Date Published: April 10, 2015
Publisher: Public Library of Science
Author(s): Lisa N. Rascoe, Courtney Price, Sun Hee Shin, Isabel McAuliffe, Jeffrey W. Priest, Sukwan Handali, Aysegul Taylan Ozkan. http://doi.org/10.1371/journal.pntd.0003694
Abstract: Strongyloides stercoralis is a widely distributed parasite that infects 30 to 100 million people worldwide. In the United States strongyloidiasis is recognized as an important infection in immigrants and refugees. Public health and commercial reference laboratories need a simple and reliable method for diagnosis of strongyloidiasis to identify and treat cases and to prevent transmission. The recognized laboratory test of choice for diagnosis of strongyloidiasis is detection of disease specific antibodies, most commonly using a crude parasite extract for detection of IgG antibodies. Recently, a luciferase tagged recombinant protein of S. stercoralis, Ss-NIE-1, has been used in a luciferase immunoprecipitation system (LIPS) to detect IgG and IgG4 specific antibodies. To promote wider adoption of immunoassays for strongyloidiasis, we used the Ss-NIE-1 recombinant antigen without the luciferase tag and developed ELISA and fluorescent bead (Luminex) assays to detect S. stercoralis specific IgG4. We evaluated the assays using well-characterized sera from persons with or without presumed strongyloidiasis. The sensitivity and specificity of Ss-NIE-1 IgG4 ELISA were 95% and 93%, respectively. For the IgG4 Luminex assay, the sensitivity and specificity were 93% and 95%, respectively. Specific IgG4 antibody decreased after treatment in a manner that was similar to the decrease of specific IgG measured in the crude IgG ELISA. The sensitivities of the Ss-NIE-1 IgG4 ELISA and Luminex assays were comparable to the crude IgG ELISA but with improved specificities. However, the Ss-NIE-1 based assays are not dependent on native parasite materials and can be performed using widely available laboratory equipment. In conclusion, these newly developed Ss-NIE-1 based immunoassays can be readily adopted by public health and commercial reference laboratories for routine screening and clinical diagnosis of S. stercoralis infection in refugees and immigrants in the United States.
Partial Text: Strongyloides stercoralis, an intestinal nematode that migrates through the skin and lung, is a widely distributed disease that infects 30 to 100 million people worldwide . Unlike other helminthic parasites, S. stercoralis can complete its entire life cycle within a single human host through autoinfection and can cause an asymptomatic chronic infection that may go undetected for decades in immunocompetent hosts [2, 3]. In the United States, S. stercoralis causes more deaths than any other soil-transmitted helminth, with mortality rates as high as 87% in cases of hyper-infection in immunocompromised hosts .

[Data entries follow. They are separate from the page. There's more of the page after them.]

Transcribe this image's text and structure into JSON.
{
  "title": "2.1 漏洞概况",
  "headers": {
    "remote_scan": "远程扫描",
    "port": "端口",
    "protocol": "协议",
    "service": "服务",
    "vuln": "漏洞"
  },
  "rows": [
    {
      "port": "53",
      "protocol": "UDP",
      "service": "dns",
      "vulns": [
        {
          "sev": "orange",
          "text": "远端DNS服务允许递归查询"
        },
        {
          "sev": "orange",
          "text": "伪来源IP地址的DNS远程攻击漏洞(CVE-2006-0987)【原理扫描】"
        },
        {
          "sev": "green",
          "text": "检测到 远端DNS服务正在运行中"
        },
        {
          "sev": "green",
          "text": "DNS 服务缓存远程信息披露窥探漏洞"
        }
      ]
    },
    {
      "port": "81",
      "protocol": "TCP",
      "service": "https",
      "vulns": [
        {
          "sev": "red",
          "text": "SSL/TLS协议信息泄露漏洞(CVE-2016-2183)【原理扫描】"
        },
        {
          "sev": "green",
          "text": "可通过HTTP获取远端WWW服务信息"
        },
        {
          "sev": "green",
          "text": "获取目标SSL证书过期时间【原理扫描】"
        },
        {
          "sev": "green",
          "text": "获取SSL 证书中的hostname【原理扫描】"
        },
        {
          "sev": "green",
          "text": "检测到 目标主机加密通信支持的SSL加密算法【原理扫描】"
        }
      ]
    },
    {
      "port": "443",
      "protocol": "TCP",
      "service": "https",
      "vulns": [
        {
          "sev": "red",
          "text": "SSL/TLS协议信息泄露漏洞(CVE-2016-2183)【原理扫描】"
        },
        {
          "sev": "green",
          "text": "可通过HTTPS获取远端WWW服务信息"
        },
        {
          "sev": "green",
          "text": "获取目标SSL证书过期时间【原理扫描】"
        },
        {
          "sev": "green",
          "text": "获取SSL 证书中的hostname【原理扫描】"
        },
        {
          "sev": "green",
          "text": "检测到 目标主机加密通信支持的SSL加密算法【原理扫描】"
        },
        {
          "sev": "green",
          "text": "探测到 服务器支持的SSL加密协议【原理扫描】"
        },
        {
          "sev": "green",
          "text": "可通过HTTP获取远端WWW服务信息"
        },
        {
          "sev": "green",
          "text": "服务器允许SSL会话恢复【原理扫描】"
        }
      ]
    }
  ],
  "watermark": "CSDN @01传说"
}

Strongyloidiasis is an increasingly important health problem in the US among immigrants and refugees. Patients with occult strongyloidiasis are at risk of disease if they become immunosuppressed, and organ donors with unrecognized S. stercoralis infection pose a risk to recipients if their infected organs are transplanted . Identification of the parasite in stool specimens is insensitive, and, because parasitological examination requires collection of multiple stool specimens over 3 days, serological testing would be preferred if available. We elected to develop novel immunodiagnostic assays to meet this need. We employed a well described recombinant protein with proven performance as an immunodiagnostic antigen, the Ss-NIE-1 protein [6–8]. Based on the potential importance of IgG4 antibody responses in filarial infections, we decided to develop methods that detect S. stercoralis-specific IgG4 antibodies. The Ss-NIE-1 IgG4 Luminex bead assay achieved a sensitivity and a specificity comparable to those reported for other strongyloidiasis assays such as the crude antigen ELISA, and 26-kDA ELISA, and Ss-NIE-1 ELISAs and the Ss-NIE-1 LIPS [6, 7, 9, 10, 12, 18]. Compared to the CDC S. stercoralis crude antigen ELISA, the Ss-NIE-1 IgG4 ELISA and the Ss-NIE-1 IgG4 Luminex assay achieved similar sensitivity without compromising specificity. The possible factors contributing to improved specificity could be the use of recombinant antigen, assay optimization, or detection of IgG4 versus IgG. During Ss-NIE-1 ELISA optimization, we found that non-specific antibody binding in the normal human sera could be decreased by adding a pre-blocking step with 10 mM nickel chloride in PBS/0.3% Tween/5% milk. The decrease in background noise allows the assay to have a higher specificity (93%).